Feeding within the enclosure

To be healthy, your gecko requires a variety of food choices like crickets, mealworms, silkworms, and locusts – where Crickets will be the major part of the diet in the enclosure.

Fruit Flies 1

Remember to NOT provide all the insects in the same quantity. Fruit flies are like the gecko’s candy. Provide a one-day-old mouse or pinkie to your adult geckos once a week, in order to simulate the wild habitat.

How much and when to feed your Gecko

Feed your geckos at night, as they are nocturnal species. Baby geckos need to be fed every day, but adult geckos can be fed every other day. Provide consistent, fresh, and clean water to the gecko. Mist the enclosure regularly to maintain the humidity geckos expect.

The quantity of the food varies from gecko to gecko based on age and activity level. Avoid stuffing too many insects in the enclosure, as they can escape and/or tempt your gecko to overeat. To slow down your gecko’s eagerness to eat, offer one or two insects at a time.

Once your gecko has finished its meal, clean out the residual fruit mix and/or insects. Remember, both fruit and insects will rot, so clean the mesh regularly.

The perfect food proportion

The size of the gecko is hard to predict, so avoid offering insects that are larger than the space between the gecko’s eyes. For adult geckos, provide 2in. long insects in respect to the gecko’s length. For instance, a 4-inch long gecko should be provided with 8 mealworms four times a week. The rest are as follows:  

  • For babies, offer crickets that are 3/ 8 inches long.
  • For Juvenile geckos under age 1, offer crickets 1/ 4 inches long.
  • For Adults, make sure to feed adult size crickets.

Gecko foods

Crickets

These will be the major part of your gecko’s diet, so have a keen eye when picking these insects. Remember that not all crickets have the same nutritional content, especially the ones that were bred and kept in the pet shop for a long time.

Crickets 1 1

Mealworms

Mealworms are the geckos’ favorite. Depending on the age of the gecko, there are a variety of sizes available in the pet shop. You can also mix the sizes if you have different aged geckos.
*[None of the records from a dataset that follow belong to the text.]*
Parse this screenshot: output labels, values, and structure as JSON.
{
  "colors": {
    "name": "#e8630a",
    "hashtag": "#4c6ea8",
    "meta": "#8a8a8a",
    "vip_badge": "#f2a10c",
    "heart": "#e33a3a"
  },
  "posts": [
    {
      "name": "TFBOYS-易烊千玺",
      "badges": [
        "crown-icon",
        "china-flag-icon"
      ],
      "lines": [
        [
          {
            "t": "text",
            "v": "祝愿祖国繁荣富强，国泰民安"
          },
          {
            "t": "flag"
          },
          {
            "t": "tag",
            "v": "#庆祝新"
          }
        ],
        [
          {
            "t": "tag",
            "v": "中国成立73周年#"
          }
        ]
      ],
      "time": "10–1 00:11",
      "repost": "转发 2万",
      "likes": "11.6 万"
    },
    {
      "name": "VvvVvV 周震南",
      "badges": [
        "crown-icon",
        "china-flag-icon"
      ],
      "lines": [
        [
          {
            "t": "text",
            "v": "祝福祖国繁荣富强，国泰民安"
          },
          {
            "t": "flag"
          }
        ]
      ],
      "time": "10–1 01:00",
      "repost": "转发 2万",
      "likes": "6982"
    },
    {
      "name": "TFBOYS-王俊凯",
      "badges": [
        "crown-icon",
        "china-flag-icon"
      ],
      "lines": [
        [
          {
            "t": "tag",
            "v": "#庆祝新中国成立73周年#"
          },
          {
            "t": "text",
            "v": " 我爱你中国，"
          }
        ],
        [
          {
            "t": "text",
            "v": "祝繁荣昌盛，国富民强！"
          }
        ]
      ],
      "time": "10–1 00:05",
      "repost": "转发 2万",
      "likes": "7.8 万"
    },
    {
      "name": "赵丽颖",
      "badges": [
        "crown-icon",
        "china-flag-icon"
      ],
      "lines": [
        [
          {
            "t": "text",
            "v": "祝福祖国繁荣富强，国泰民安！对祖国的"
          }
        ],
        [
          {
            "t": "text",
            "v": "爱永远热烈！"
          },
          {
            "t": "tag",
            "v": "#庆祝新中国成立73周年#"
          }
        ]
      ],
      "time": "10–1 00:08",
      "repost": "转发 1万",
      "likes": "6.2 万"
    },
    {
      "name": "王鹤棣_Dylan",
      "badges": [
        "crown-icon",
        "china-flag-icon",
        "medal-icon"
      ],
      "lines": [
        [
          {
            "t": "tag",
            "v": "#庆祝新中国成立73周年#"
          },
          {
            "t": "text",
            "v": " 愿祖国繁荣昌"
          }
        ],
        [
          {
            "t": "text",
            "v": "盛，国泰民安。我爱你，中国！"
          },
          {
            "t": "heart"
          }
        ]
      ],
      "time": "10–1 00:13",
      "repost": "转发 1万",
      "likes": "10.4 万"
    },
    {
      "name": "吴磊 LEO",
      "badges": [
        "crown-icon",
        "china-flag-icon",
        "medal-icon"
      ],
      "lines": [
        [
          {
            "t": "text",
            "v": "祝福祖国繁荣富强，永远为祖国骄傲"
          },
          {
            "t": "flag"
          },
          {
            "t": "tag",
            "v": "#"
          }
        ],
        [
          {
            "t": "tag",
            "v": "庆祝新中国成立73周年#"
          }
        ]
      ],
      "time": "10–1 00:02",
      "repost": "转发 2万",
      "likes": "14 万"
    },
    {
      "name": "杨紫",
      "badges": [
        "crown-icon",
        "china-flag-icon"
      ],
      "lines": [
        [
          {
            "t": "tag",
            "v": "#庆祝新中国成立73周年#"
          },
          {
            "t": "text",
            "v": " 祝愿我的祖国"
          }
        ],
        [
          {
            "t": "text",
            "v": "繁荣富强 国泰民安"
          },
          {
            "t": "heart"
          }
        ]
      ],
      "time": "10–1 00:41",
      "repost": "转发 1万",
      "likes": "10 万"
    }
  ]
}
Hornworms

Geckos are fond of these worms because of their taste and high calcium content.

Butter worms

Butter worms are a great food for picky-eating geckos. They are rich in fat and encourage weight gain – so you can provide these to a sick gecko for it to gain weight. Butter worms are like geckos’ candies, so feed these in limited quantity otherwise your gecko may become addicted.

Waxworms

If left alone, your gecko may eat these worms in huge quantities. Waxworms are feasts to the geckos so if the proportions are left unmonitored, your gecko may get obese. Provide these worms as treats, once a week or once in 15 days.

Toxic foods to avoid

  • Don’t offer the bugs which light up, like fireflies and lightning bugs. These natural chemical holders are toxic to your geckos.
  • Usual garden insects that you may easily find are also to be avoided. As convenient as it may seem, they may carry parasites that could affect your gecko’s health.
Garden Insects

Water

Without water, nothing survives! Geckos are not exceptional. Provide a small flat dish with water inside the enclosure for your geckos. Don’t offer a large dish, this may attract your gecko to the water and bathe in it.

The importance of dusting

Even if you give your gecko the right amount of food, it will not be enough to provide all the nutritional needs your gecko requires. That’s why dusting of supplements is just as important as feeding your gecko. Every insect you provide must be gut loaded and dusted with supplements that have calcium, D3, and multivitamins, which are required to keep your gecko healthy.

Obesity and geckos

The owner of the gecko should strictly monitor the amount of food provided to the gecko, as obesity will make your pet unhealthy and uncomfortable.

Do your best to avoid overfeeding. Do note that the tail of the gecko is chubby by nature, and this is because of its fat-storing function, so there isn’t a need for much worry. It is completely normal for a gecko to have a flat stomach and a wider tail.